IER Newsletter - October 2019

Professor Peter Elias, Fellow of the Academy of Social Sciences

Professor Peter Elias of IER has just been conferred as a Fellow of the Academy of Social Sciences. This Fellowship is a huge accolade. Fellows are drawn from academics, practitioners and policymakers, marking the impact of their work through the use of social science for public benefit. It is another indication of the very high esteem with which Peter is held for his work on, amongst things over the past thirty years, occupational classification schemes in the UK and internationally and, more recently, developing protocols for the use of Big data for the OECD countries.

Lifelong guidance in the EU

IER and FIER at the University of Jyväskylä have been working on a project commissioned by the European Commission DG for Employment, Social Affairs and Inclusion researching lifelong guidance policy and practice in the EU.
The team, led by Sally-Anne Barnes, organised a successful workshop in Brussels at the beginning of October to discuss the findings of the study. This event was attended by 32 experts in guidance and lifelong learning from across Europe.
Following this, the research findings were presented at the European Vocational Skills Week 2019 held in Helsinki. The interactive session on 'guidance for lifelong learning' was streamed live and debated what support was needed to promote lifelong guidance. The research report is due to be published in 2020.

Why employers should introduce wide-ranging family-friendly working policies

A new report, 'Family friendly working policies and practices: Motivations, influences and impacts for employers', authored by Professor Clare Lyonette and Beate Baldauf from IER, and commissioned by the Government Equalities Office (GEO), is the outcome of one of a series of research projects aiming to support employers in closing the gender pay gap.
Key recommendations for employers include:
  • Introduce and promote a wide range of flexible working policies and practices
  • Disseminate good practice
  • Develop a positive workplace culture
  • Encourage transparency among managers, flexible workers and other colleagues
  • Trial and measure flexible working over a reasonable time period
  • Think in the longer-term
  • Challenge gendered attitudes and approaches towards flexible working
Commenting on the findings, Professor Lyonette said: ‘The link between family-friendly working policies and practices and the gender pay gap may not be immediately obvious. We highlight evidence which shows that offering and promoting flexible working to both women and men can create a positive workplace culture, benefiting both employees and employers. Ultimately this can lead to greater gender equality and a reduced pay gap but only if flexible working is not seen as a women's issue'.

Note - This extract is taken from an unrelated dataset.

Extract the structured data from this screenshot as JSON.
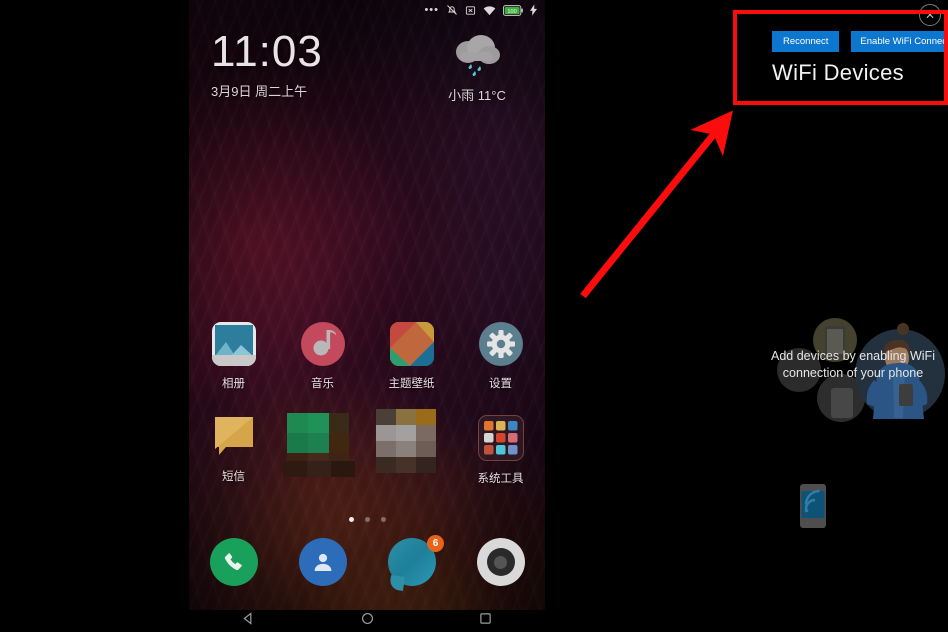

The full report and the summary report can be downloaded from the GEO website.

Lyonette, C. and Baldauf, B. (2019) Family-friendly working policies and practices: Motivations, influences and impacts for employers. London: Government Equalities Office.

Working Better: Using data for inclusive system for jobs

As part of NESTA's one-day conference, Sally-Anne Barnes presented on LMI for All alongside international speakers talking about research and innovations in using data to create open labour market systems. The event comprised over 100 experts, policymakers and practitioners to explore new approaches to anticipate changes in the demand for skills and help people navigate into jobs that are right for them. More information on the event and presentations from the day will be on the NESTA website.
New Projects

Alternative Provision Workforce Research, Department for Education. Find more information on the IER website

Impact of changes to international migration, Broadband Stakeholders Group (with IFF Research and City-REDI at the University of Birmingham). Find more information on the IER website

Find more information on IER's current projects